_Work instruction_
Look through the listing and locate every line containing the word "this"; copy those lines.

_Dataset entries_
____

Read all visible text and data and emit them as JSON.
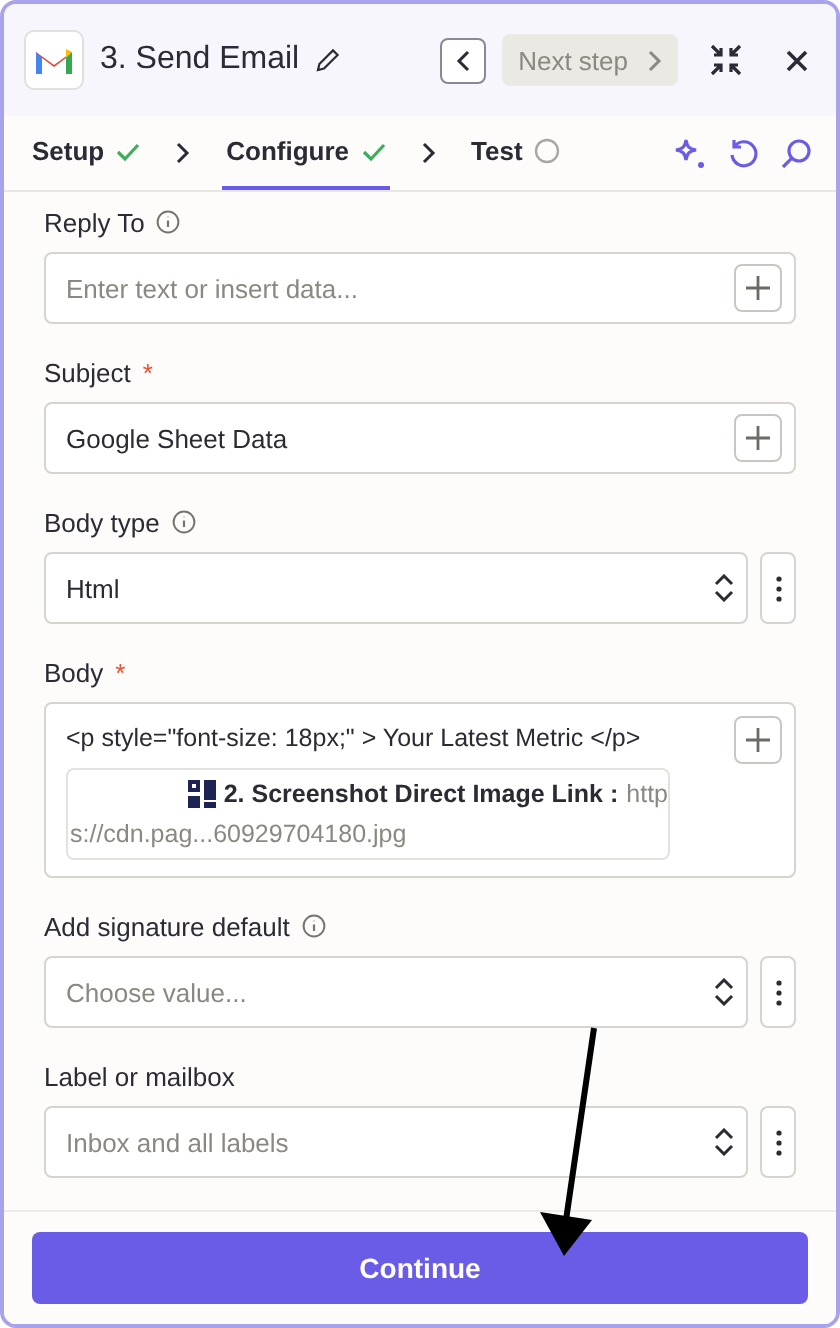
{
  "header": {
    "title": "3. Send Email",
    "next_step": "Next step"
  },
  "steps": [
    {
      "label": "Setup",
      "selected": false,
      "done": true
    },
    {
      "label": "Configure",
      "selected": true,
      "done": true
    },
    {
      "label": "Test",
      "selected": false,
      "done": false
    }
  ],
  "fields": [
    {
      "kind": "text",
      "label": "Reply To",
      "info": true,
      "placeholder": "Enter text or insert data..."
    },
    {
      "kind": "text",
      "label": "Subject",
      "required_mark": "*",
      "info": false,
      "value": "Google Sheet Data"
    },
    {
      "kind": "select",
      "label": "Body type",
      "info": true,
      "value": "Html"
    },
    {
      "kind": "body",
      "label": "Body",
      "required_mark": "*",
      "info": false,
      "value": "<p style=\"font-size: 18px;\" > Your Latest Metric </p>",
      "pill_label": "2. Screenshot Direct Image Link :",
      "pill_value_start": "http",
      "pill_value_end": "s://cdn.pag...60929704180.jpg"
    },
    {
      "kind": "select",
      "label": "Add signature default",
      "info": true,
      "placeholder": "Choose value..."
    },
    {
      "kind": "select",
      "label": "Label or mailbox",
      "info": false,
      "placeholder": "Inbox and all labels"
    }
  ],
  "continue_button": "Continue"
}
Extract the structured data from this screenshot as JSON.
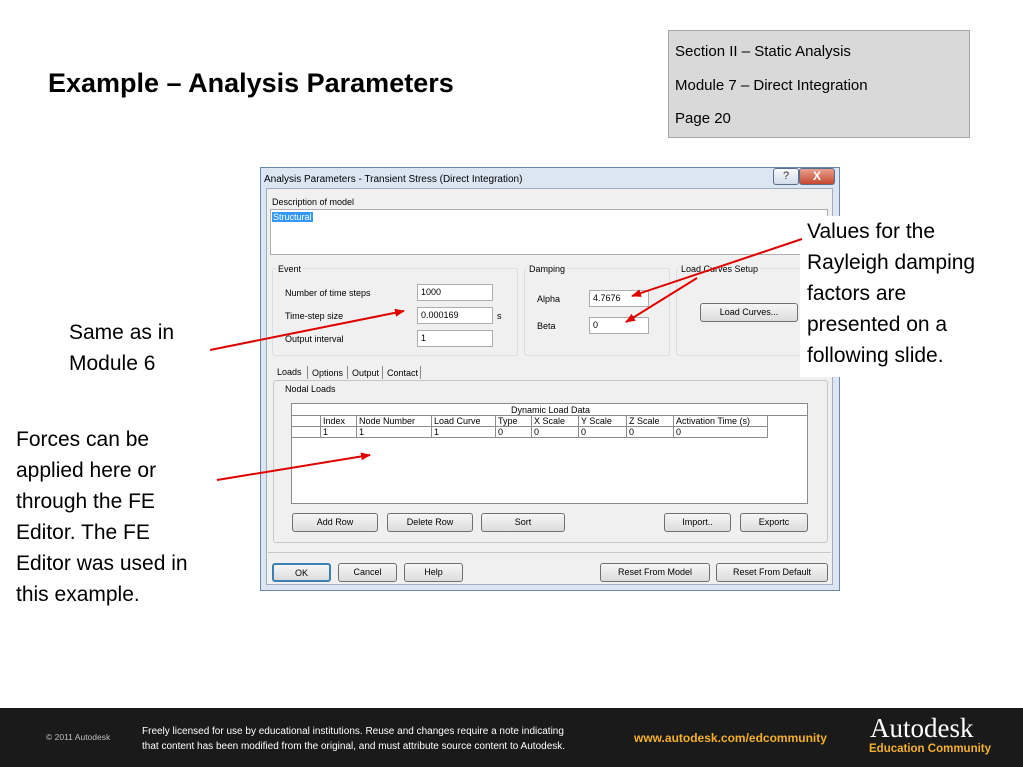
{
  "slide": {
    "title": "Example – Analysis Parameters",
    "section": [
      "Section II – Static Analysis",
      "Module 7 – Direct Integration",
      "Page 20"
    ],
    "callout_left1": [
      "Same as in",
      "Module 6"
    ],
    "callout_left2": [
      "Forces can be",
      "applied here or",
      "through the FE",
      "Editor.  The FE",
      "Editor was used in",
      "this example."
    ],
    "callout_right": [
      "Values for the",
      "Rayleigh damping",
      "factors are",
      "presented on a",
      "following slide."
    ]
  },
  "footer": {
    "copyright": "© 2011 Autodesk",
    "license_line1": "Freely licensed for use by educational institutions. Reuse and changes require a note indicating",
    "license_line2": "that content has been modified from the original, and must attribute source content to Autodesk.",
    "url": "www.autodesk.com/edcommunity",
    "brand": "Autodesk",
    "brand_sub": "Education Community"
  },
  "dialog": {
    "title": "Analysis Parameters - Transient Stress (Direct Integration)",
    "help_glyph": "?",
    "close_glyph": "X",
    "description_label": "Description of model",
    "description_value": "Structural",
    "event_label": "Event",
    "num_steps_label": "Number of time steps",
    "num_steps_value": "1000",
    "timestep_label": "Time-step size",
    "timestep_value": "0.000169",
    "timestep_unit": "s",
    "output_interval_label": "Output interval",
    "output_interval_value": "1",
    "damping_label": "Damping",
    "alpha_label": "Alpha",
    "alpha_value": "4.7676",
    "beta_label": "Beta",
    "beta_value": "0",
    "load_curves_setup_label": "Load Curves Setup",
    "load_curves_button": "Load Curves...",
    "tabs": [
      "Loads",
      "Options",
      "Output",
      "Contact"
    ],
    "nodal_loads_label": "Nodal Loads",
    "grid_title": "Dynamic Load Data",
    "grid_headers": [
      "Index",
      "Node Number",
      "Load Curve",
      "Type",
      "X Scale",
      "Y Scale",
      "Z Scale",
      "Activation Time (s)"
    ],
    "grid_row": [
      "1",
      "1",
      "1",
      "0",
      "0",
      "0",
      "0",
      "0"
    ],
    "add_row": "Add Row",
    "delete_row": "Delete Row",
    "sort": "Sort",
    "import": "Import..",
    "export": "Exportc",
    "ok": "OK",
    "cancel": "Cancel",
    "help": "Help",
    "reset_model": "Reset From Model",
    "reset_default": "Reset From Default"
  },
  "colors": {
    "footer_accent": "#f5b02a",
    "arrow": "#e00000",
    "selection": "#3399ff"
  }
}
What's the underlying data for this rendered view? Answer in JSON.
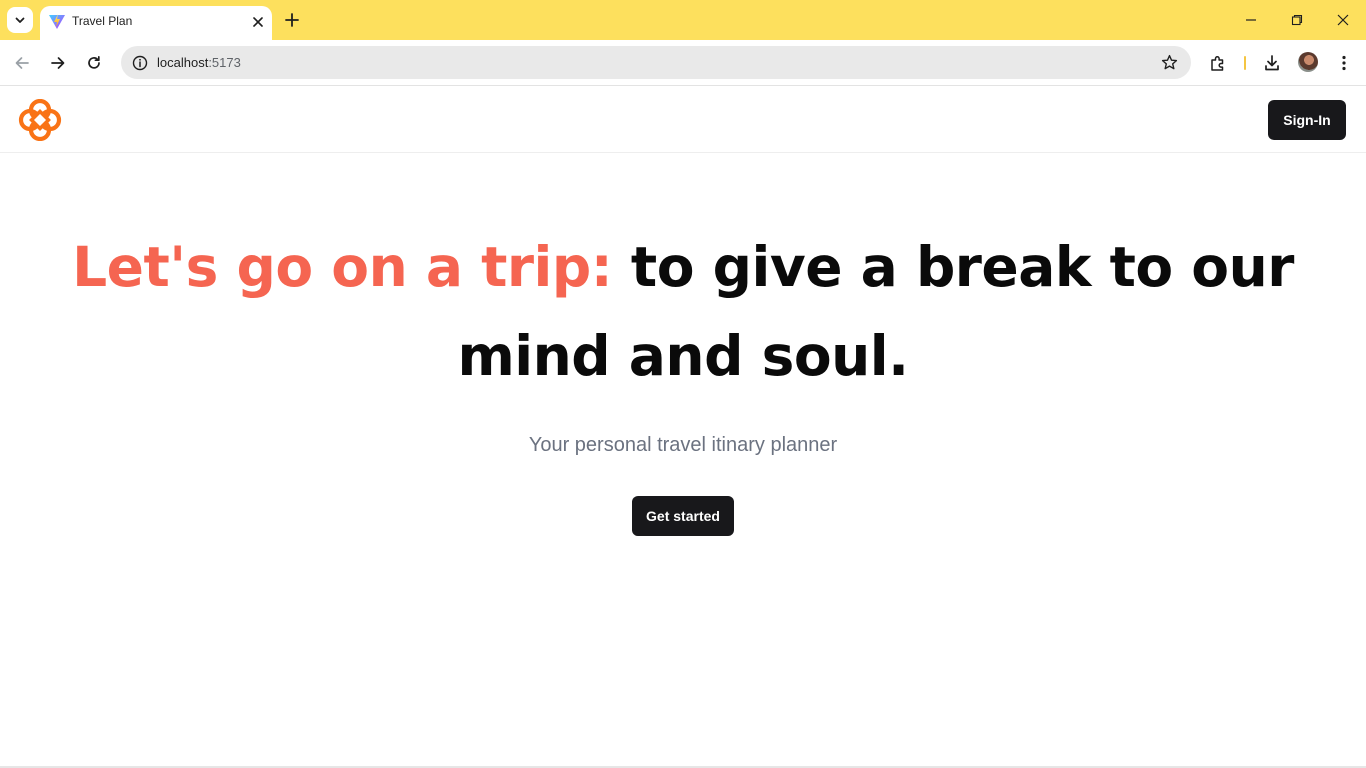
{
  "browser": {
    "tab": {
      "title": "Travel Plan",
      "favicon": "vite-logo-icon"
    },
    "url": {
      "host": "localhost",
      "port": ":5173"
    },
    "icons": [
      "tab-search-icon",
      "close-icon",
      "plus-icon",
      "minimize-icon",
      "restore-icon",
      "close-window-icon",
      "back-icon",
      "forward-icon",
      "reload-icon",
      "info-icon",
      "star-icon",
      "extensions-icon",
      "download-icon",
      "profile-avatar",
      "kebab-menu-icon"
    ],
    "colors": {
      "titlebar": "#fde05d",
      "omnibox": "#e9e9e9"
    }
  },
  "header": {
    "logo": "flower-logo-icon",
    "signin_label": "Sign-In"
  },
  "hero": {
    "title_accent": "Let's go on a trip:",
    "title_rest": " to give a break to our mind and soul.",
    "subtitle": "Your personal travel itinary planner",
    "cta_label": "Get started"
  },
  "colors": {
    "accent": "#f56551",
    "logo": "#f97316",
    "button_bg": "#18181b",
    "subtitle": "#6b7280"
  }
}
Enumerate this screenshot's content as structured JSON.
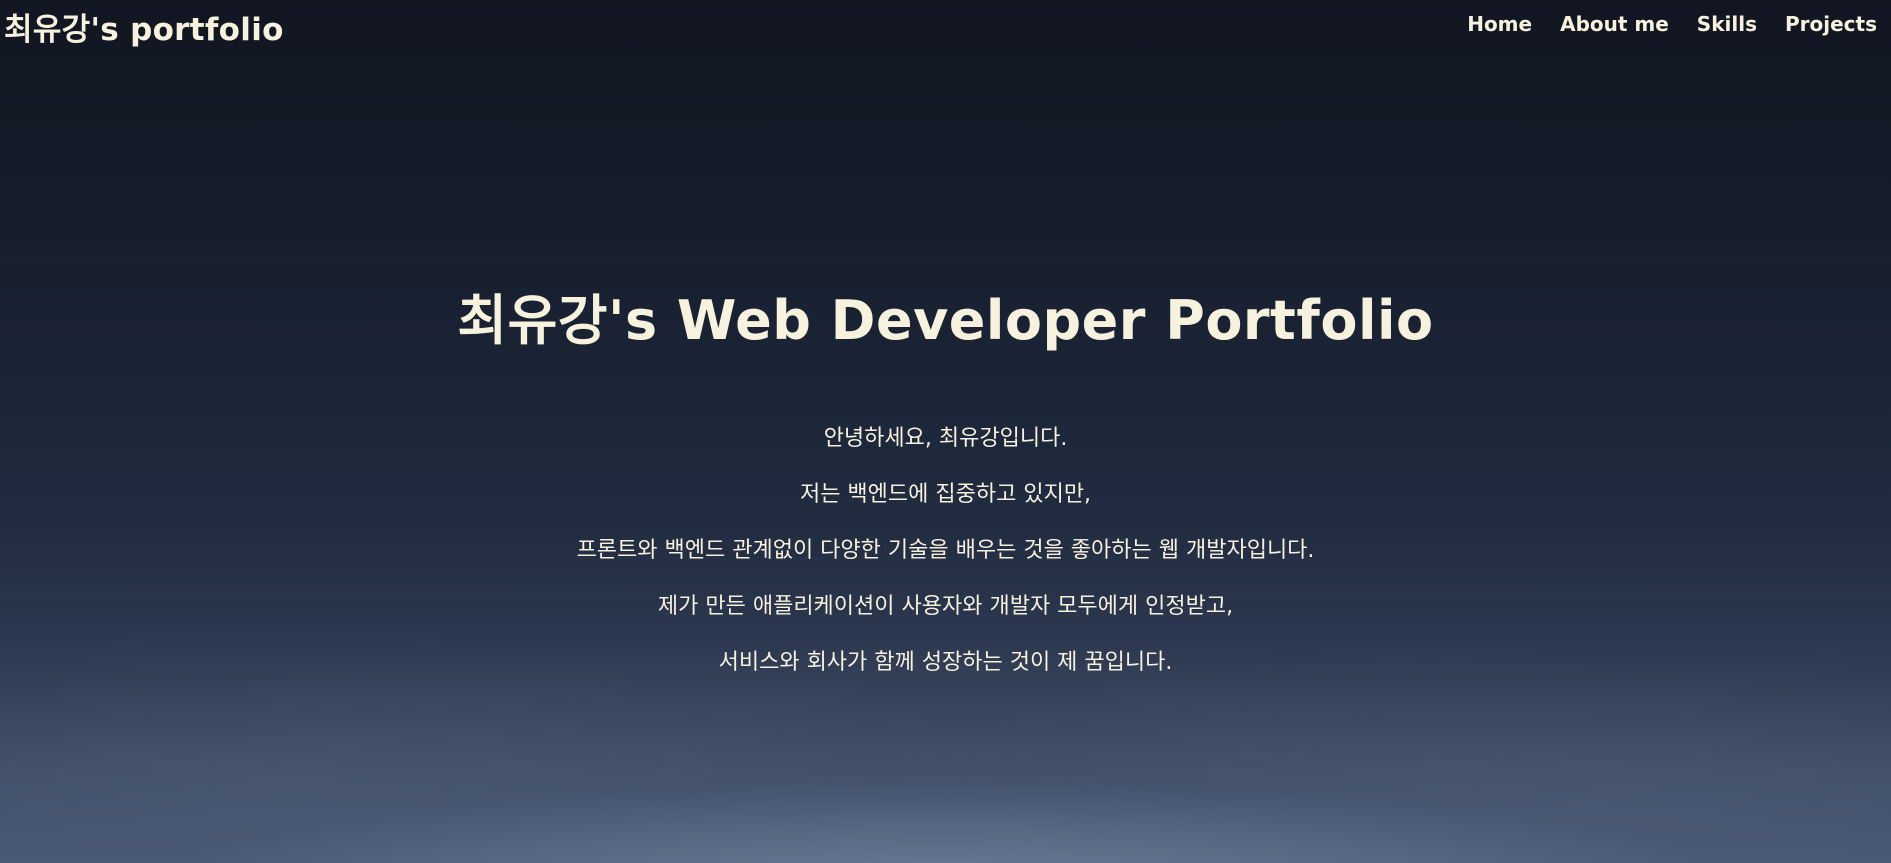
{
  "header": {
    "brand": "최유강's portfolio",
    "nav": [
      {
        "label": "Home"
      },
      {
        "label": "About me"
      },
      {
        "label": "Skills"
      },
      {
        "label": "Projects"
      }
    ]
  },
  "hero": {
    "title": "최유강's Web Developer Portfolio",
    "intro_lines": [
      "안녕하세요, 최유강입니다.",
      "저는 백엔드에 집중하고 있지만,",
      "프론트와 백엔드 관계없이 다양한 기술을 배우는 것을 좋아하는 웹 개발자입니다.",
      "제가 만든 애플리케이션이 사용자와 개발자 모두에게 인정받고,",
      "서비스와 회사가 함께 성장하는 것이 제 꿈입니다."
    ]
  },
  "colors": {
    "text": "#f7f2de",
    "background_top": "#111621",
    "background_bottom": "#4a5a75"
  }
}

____

_Answer box_
Extract the structured data from this screenshot as JSON.
      "this example."
What's the underlying data for this rendered view? Answer in JSON.
Enumerate this screenshot's content as structured JSON.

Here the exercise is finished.